» **Data excerpts**:
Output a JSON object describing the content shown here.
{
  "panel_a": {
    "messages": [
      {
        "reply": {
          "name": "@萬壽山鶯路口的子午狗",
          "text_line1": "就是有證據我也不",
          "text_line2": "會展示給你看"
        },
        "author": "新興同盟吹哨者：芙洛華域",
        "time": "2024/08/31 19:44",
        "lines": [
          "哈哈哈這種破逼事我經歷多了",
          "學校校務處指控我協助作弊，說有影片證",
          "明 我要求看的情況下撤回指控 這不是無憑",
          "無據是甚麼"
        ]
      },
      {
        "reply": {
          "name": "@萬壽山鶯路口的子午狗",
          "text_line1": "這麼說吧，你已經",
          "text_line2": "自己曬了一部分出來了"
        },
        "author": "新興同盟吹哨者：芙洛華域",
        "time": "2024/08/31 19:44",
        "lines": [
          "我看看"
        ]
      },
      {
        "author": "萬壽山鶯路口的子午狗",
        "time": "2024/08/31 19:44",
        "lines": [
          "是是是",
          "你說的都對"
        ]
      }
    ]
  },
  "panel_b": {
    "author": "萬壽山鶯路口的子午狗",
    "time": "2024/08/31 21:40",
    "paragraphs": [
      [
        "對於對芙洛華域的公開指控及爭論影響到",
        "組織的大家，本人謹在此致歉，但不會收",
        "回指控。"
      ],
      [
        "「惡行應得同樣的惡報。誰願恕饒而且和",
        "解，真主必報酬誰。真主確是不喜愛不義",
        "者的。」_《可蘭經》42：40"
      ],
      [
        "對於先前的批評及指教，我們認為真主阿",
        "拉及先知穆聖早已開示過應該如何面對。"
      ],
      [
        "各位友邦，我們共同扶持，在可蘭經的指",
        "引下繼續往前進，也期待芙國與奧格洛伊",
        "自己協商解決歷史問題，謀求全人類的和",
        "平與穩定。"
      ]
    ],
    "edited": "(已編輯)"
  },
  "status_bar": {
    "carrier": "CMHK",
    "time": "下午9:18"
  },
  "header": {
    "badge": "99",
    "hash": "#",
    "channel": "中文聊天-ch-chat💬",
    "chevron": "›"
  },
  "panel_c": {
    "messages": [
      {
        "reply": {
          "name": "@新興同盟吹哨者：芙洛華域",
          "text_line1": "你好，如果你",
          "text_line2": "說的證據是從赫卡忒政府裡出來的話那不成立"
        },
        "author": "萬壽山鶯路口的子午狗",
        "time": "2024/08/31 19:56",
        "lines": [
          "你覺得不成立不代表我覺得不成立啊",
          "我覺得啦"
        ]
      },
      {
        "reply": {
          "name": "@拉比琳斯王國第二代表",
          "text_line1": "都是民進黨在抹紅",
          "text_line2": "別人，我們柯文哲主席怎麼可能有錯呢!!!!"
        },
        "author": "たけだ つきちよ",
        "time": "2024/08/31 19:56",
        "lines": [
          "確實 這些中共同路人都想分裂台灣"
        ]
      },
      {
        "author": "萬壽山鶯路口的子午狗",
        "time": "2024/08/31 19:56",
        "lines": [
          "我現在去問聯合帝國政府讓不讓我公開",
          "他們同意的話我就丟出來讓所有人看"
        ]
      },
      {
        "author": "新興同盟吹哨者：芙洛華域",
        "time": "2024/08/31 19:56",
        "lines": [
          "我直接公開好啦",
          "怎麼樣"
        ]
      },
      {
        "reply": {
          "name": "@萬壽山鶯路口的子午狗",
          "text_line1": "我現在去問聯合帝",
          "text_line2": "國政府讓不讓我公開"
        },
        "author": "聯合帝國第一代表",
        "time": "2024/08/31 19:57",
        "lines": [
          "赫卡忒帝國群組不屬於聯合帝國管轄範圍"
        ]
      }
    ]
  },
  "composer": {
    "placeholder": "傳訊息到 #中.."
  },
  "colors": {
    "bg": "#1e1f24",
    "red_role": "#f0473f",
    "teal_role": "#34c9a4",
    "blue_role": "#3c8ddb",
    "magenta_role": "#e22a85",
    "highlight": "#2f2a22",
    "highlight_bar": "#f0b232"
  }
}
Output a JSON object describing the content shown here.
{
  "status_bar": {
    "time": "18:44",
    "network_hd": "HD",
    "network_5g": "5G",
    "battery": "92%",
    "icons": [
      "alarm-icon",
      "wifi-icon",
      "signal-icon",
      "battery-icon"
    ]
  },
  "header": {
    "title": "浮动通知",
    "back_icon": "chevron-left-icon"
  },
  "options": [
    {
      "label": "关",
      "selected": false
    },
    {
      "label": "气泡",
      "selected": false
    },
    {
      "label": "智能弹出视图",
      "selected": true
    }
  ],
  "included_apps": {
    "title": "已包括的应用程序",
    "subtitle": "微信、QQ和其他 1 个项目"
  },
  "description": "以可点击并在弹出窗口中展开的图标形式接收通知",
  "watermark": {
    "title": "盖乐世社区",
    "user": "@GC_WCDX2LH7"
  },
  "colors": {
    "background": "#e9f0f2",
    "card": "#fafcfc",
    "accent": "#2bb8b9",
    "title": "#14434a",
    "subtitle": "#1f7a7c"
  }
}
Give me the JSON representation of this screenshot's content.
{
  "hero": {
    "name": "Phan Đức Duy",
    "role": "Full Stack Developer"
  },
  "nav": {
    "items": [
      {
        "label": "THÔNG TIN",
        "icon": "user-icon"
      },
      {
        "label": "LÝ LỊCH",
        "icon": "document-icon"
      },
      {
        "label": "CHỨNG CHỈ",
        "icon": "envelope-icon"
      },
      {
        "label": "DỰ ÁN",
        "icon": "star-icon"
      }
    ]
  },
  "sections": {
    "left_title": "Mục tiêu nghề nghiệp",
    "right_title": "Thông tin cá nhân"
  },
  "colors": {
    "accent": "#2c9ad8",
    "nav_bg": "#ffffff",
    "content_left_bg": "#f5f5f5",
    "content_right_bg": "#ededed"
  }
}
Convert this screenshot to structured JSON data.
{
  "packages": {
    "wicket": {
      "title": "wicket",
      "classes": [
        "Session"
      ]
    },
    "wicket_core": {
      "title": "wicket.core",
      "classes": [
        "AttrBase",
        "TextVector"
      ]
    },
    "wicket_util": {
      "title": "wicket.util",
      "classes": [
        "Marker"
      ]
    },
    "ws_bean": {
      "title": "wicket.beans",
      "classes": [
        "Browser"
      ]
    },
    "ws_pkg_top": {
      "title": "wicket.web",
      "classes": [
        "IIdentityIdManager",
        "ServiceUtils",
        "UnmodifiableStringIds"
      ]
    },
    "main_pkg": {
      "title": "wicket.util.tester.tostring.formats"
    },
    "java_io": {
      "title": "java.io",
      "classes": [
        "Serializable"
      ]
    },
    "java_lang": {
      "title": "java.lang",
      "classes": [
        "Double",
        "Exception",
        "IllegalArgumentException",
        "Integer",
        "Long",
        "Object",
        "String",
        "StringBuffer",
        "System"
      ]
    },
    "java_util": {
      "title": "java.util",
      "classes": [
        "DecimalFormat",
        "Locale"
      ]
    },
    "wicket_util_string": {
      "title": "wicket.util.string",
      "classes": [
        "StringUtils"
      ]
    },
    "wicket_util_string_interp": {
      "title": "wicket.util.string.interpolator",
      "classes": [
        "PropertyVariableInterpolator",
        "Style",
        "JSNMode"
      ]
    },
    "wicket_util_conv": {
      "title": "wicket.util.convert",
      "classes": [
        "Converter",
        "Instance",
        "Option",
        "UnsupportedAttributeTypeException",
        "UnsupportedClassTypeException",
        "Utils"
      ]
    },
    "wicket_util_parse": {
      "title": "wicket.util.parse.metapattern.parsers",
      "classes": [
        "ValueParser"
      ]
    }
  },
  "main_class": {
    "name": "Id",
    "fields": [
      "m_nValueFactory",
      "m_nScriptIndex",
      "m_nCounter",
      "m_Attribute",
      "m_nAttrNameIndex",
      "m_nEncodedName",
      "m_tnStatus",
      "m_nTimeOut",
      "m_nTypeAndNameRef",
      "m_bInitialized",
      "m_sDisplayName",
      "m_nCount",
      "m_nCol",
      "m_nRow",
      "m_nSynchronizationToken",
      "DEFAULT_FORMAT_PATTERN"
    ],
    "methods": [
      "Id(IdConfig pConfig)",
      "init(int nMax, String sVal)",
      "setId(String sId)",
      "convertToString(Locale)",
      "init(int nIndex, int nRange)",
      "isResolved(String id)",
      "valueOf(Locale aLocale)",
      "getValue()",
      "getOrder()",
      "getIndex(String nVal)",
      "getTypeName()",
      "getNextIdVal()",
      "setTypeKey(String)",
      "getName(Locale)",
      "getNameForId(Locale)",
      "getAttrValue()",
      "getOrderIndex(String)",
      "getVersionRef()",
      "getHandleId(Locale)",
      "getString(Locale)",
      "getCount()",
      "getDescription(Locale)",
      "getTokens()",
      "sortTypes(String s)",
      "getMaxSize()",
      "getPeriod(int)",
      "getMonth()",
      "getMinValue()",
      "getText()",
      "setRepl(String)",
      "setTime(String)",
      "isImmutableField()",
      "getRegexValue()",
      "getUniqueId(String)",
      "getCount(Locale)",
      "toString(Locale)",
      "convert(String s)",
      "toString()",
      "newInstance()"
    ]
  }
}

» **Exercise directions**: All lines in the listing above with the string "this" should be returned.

» **Solved exercise**:
Give me the JSON representation of this screenshot's content.
Convert this screenshot to structured JSON data.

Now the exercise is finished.